Yuichiro Ukai, a member of the renowned Yamanami workshop in Japan, is a passionate illustrator: he strives to draw, from memory, characters from the manga world, etchings, and from encyclopedic works on Reptiliomorpha. These serials or polyptych drawings, often overloaded and of a breathtaking precision, are singularly reminiscent of the triptychs of the Flemish primitive, Jérôme Bosch. Exhibited for the first time in France at the gallery in 2019, his work is now very popular, especially as its rarity only sharpens this appeal.
Upon graduating from high school, Yuichiro joined Atelier Yamanami in 2014 and involved in cleaning parks and train stations in the community.

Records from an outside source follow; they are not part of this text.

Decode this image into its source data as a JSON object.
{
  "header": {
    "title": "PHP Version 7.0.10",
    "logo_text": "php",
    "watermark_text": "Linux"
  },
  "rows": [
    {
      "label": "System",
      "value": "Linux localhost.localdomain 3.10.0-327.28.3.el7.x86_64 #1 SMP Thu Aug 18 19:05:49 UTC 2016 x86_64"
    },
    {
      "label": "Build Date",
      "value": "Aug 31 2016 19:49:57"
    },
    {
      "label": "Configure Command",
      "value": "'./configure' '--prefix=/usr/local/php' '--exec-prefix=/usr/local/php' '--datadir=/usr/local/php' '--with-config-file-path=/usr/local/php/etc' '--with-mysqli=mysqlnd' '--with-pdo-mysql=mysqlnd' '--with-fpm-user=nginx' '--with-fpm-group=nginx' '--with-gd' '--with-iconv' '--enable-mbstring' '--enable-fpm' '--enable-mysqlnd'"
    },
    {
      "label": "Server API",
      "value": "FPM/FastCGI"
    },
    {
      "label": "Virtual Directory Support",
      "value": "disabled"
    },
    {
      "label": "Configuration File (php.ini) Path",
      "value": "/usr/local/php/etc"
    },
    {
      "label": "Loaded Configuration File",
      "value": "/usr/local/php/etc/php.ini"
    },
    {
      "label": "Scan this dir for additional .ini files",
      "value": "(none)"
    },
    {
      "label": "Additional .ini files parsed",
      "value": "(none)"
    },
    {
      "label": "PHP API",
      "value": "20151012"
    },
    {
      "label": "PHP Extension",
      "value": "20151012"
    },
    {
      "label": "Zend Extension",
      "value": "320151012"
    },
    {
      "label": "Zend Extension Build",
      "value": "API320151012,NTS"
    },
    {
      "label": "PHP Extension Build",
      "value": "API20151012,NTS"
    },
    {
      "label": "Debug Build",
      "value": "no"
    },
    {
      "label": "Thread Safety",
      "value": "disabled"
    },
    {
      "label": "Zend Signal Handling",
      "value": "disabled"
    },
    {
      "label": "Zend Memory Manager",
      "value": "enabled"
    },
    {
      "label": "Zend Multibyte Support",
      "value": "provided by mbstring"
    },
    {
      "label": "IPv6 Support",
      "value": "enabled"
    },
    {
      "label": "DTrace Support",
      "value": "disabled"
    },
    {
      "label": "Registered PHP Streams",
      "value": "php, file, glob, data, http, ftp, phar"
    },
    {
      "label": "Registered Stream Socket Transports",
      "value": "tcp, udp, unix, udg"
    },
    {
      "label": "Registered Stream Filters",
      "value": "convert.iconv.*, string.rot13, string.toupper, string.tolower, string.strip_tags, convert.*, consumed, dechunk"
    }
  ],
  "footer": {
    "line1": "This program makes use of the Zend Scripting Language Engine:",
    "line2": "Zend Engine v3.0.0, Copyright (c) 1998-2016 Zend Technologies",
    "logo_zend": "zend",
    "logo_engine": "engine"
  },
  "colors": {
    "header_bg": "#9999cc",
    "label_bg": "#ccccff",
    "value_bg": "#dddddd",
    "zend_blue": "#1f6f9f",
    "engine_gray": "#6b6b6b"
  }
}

During recess, he looks at his favorite field guides and draws pictures. He likes animal guides, insect guides, dinosaur guides, anime character guides, and recently Japanese monster guides, and these creatures are lively depicted in his drawings. Yuichiro’s drawing method is unique. He draws one motif, a dinosaur or a skeleton, for example, and then draws dinosaur or skeleton one after another as they make a chain. The movement and expression of each object are subtly different from each other, forming a herd, and they appear to move across time and space. As he repeatedly draws motifs, the drawing acquires depth and time, and it often continues over multiple papers.
Not only drawings, Yuichiro also ventures out to three-dimensional arts, molding miniature dinosaurs and skeletons. Just like the Japanese candy arts, he stretches limbs and tails from a lump of clay, meticulously shaping the object.
It seems that Yuichiro loves these strange creatures and tries to give life to them. Then, we wonder if the boy who sometimes appears in the picture is Yuichiro himself. Yuichiro Ukai gleefully draws fantastic scenes in which dinosaurs, skeletons, ancient Japanese worriers, and monsters rampantly roam at will.